Task goal: Exactly as given, output all the records that follow.

[Start of Attachment]

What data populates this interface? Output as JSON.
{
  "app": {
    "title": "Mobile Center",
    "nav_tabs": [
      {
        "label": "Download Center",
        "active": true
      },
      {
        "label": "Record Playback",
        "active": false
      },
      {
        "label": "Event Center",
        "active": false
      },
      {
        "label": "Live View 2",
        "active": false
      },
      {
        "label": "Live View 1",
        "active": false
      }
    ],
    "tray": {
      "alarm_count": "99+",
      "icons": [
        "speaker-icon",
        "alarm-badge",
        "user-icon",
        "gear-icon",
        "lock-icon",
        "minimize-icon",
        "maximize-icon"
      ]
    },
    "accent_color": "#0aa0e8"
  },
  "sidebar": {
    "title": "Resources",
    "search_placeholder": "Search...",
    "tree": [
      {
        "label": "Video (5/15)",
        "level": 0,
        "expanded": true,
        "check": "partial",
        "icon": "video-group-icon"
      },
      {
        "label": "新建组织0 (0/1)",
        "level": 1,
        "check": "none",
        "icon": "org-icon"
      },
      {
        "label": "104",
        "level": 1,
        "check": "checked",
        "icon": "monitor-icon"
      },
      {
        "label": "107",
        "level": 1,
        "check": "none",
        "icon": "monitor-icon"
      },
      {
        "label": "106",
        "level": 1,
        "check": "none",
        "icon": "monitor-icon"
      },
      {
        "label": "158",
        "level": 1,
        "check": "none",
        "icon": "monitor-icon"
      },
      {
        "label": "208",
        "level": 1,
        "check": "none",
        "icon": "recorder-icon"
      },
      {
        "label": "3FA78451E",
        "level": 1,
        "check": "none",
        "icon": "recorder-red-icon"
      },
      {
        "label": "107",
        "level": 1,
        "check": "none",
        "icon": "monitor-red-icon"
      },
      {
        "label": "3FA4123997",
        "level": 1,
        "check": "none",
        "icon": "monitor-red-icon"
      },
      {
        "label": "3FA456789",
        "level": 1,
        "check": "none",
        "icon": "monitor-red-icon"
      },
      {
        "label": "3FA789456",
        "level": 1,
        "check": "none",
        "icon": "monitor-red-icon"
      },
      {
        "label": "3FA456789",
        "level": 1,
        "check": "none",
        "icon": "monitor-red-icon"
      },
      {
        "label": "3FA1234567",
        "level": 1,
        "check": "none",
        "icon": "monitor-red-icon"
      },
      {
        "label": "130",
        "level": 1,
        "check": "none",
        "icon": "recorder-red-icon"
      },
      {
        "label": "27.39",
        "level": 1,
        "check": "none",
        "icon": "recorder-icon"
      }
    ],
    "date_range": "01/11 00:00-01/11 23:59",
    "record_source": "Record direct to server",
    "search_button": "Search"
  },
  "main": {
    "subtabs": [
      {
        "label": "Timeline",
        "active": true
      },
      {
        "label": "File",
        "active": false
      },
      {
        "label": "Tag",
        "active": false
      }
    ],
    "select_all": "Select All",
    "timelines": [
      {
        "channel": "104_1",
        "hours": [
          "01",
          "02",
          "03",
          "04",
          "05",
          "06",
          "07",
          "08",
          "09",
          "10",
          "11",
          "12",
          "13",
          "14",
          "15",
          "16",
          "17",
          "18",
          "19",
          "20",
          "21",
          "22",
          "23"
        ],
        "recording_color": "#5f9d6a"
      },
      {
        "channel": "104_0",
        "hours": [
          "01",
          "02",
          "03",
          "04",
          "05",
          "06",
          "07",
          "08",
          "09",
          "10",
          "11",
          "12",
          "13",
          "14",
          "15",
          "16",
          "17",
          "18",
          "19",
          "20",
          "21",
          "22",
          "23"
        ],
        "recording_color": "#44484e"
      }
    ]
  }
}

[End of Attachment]

Output for this task:
What data populates this interface? Output as JSON.
{
  "app": {
    "title": "Mobile Center",
    "nav_tabs": [
      {
        "label": "Download Center",
        "active": true
      },
      {
        "label": "Record Playback",
        "active": false
      },
      {
        "label": "Event Center",
        "active": false
      },
      {
        "label": "Live View 2",
        "active": false
      },
      {
        "label": "Live View 1",
        "active": false
      }
    ],
    "tray": {
      "alarm_count": "99+",
      "icons": [
        "speaker-icon",
        "alarm-badge",
        "user-icon",
        "gear-icon",
        "lock-icon",
        "minimize-icon",
        "maximize-icon"
      ]
    },
    "accent_color": "#0aa0e8"
  },
  "sidebar": {
    "title": "Resources",
    "search_placeholder": "Search...",
    "tree": [
      {
        "label": "Video (5/15)",
        "level": 0,
        "expanded": true,
        "check": "partial",
        "icon": "video-group-icon"
      },
      {
        "label": "新建组织0 (0/1)",
        "level": 1,
        "check": "none",
        "icon": "org-icon"
      },
      {
        "label": "104",
        "level": 1,
        "check": "checked",
        "icon": "monitor-icon"
      },
      {
        "label": "107",
        "level": 1,
        "check": "none",
        "icon": "monitor-icon"
      },
      {
        "label": "106",
        "level": 1,
        "check": "none",
        "icon": "monitor-icon"
      },
      {
        "label": "158",
        "level": 1,
        "check": "none",
        "icon": "monitor-icon"
      },
      {
        "label": "208",
        "level": 1,
        "check": "none",
        "icon": "recorder-icon"
      },
      {
        "label": "3FA78451E",
        "level": 1,
        "check": "none",
        "icon": "recorder-red-icon"
      },
      {
        "label": "107",
        "level": 1,
        "check": "none",
        "icon": "monitor-red-icon"
      },
      {
        "label": "3FA4123997",
        "level": 1,
        "check": "none",
        "icon": "monitor-red-icon"
      },
      {
        "label": "3FA456789",
        "level": 1,
        "check": "none",
        "icon": "monitor-red-icon"
      },
      {
        "label": "3FA789456",
        "level": 1,
        "check": "none",
        "icon": "monitor-red-icon"
      },
      {
        "label": "3FA456789",
        "level": 1,
        "check": "none",
        "icon": "monitor-red-icon"
      },
      {
        "label": "3FA1234567",
        "level": 1,
        "check": "none",
        "icon": "monitor-red-icon"
      },
      {
        "label": "130",
        "level": 1,
        "check": "none",
        "icon": "recorder-red-icon"
      },
      {
        "label": "27.39",
        "level": 1,
        "check": "none",
        "icon": "recorder-icon"
      }
    ],
    "date_range": "01/11 00:00-01/11 23:59",
    "record_source": "Record direct to server",
    "search_button": "Search"
  },
  "main": {
    "subtabs": [
      {
        "label": "Timeline",
        "active": true
      },
      {
        "label": "File",
        "active": false
      },
      {
        "label": "Tag",
        "active": false
      }
    ],
    "select_all": "Select All",
    "timelines": [
      {
        "channel": "104_1",
        "hours": [
          "01",
          "02",
          "03",
          "04",
          "05",
          "06",
          "07",
          "08",
          "09",
          "10",
          "11",
          "12",
          "13",
          "14",
          "15",
          "16",
          "17",
          "18",
          "19",
          "20",
          "21",
          "22",
          "23"
        ],
        "recording_color": "#5f9d6a"
      },
      {
        "channel": "104_0",
        "hours": [
          "01",
          "02",
          "03",
          "04",
          "05",
          "06",
          "07",
          "08",
          "09",
          "10",
          "11",
          "12",
          "13",
          "14",
          "15",
          "16",
          "17",
          "18",
          "19",
          "20",
          "21",
          "22",
          "23"
        ],
        "recording_color": "#44484e"
      }
    ]
  }
}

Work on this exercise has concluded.